The signs of decline are all over Harper’s 2016 stats. His hard hit rate dropped from 41% in 2015 to only 34% in 2016. His soft hit rate sky rocketed from 12% to 20%. The exit velocity of his batted balls dropped a full 2 MPH, he hit balls only as hard as new 5’8” teammate Adam Eaton! Harper’s whole game is built around being able to consistently hit the ball hard, and he stopped hitting the ball hard in 2016.
It’s not some mystery as to why this happened. It’s actually very easy to identify why Harper was struggling. After feasting on fastballs in 2015, Harper hit only .200 versus four seam fastballs in 2016. That’s not fluke, either. Pitchers identified a hole in Harpers swing and attacked him up in the zone. Check out this year over year comparison of Harper’s ISO by area of the strike zone, courtesy of Brooks Baseball:
Where Harper was hitting for ISO scores of .667 and .412 on pitches out and up in 2015, he could only manage ISO of .240 and .048 in the same zones in 2016. Every hitter has a weakness. It’s a question of whether pitchers are able to exploit that weakness. It certainly looks like pitchers figured out Harper and have started to exploit that.
And OK, sure, Harper still got on base in nearly 40% of his at bats, but he picked up a new found love of the stolen base. Only problem is, Harper isn’t a great base stealer. He’s one of the most athletically gifted players in MLB, but he was caught stealing 10 times in 2016 for a success rate of only 68%, a subpar rate for someone who attempted more than 30 steals.
Take a step back from the minutiae and compare Harper’s career on a season-by-season basis. By nearly any measurement, Harper’s 2015 stands out from the pack. 2016 was a step back from 2015, obviously, but it’s not out of line with Harper’s seasons before 2015. Harper is a fine player, but he’s not Mike Trout or Manny Machado. The Nationals can’t count on him to make up for the loss of Wilson Ramos, and the lineup may actually be worse in 2017 than it was in 2016 as a result.
Congrats, you ignored the option to pick an extreme and now find yourself in the middle. For all the reasons noted above, Harper’s 2016 was likely marred by an undisclosed injury. At the same time, 2015 was clearly an outlier season — after all, it was the best season for someone that young since Ted Williams.

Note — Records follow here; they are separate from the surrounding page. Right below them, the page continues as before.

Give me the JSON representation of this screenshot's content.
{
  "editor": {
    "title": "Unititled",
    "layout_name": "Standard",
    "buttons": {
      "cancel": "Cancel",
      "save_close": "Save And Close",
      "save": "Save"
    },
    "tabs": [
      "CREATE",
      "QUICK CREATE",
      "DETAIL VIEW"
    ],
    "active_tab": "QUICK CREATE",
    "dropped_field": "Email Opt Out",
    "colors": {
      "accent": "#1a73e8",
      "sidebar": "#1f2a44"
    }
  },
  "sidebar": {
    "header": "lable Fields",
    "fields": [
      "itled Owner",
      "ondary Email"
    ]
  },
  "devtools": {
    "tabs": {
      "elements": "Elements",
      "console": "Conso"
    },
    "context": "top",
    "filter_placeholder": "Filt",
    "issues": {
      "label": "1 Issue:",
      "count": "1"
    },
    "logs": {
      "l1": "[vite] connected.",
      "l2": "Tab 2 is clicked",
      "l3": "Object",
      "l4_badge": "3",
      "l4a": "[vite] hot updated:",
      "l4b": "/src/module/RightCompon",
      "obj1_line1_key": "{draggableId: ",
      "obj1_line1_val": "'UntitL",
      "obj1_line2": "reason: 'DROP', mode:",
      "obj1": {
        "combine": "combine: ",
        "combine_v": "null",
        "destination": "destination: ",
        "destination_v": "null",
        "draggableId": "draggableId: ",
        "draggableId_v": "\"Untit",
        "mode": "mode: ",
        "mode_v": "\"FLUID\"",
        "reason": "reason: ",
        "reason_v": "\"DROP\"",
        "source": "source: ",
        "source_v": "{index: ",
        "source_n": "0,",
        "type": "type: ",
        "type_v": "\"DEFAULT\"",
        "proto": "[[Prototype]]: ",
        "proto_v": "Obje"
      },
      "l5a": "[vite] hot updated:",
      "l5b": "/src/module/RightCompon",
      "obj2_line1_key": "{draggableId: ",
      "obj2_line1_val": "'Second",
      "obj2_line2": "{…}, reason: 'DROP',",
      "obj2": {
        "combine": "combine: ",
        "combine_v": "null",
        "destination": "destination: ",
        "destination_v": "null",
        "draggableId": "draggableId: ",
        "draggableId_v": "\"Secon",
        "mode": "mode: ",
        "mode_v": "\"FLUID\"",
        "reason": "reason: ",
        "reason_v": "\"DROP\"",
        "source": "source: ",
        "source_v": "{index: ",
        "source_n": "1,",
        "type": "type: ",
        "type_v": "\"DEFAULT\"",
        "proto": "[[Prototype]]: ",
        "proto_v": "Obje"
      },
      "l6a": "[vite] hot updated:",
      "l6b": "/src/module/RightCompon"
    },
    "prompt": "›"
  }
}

When Harper was healthy, he performed, like his monster month of May in 2016. His decline after that — the loss of velocity, the loss of ability to hit balls up in the zone, the precipitous drop in hard hit balls — are very easily explained by that mysterious injury he may or may not have sustained. Then again, health has always been an issue with Harper, so it’s probably not wise to expect him to stay healthy over a full season, and 2015 may actually be the outlier in that regard.
As it is with most things, the answer likely falls somewhere in the middle. Harper won’t repeat 2015 but, if he can stay healthy, he will easily surpass his 2016 results. Any sort of bounce back from Harper will be a major boost to the Nationals lineup. Hitting behind a new top of the order consisting of (in no particular order) Trea Turner, Adam Eaton, Daniel Murphy, and/or Jayson Werth almost guarantees someone on base in front of Bryce. The addition of Eaton and a full season of Turner means Harper doesn’t have to make up for the loss of Ramos all on his own. Harper’s talents at the plate were diminished in 2016, but the core skills remained. It’s OK to enjoy his Spring Training home run and imagine him doing that in games that actually matter again, because it’s a good chance he will.
Tags: 2017 player previews, Bryce Harper, Nationals, Nats, Washington Nationals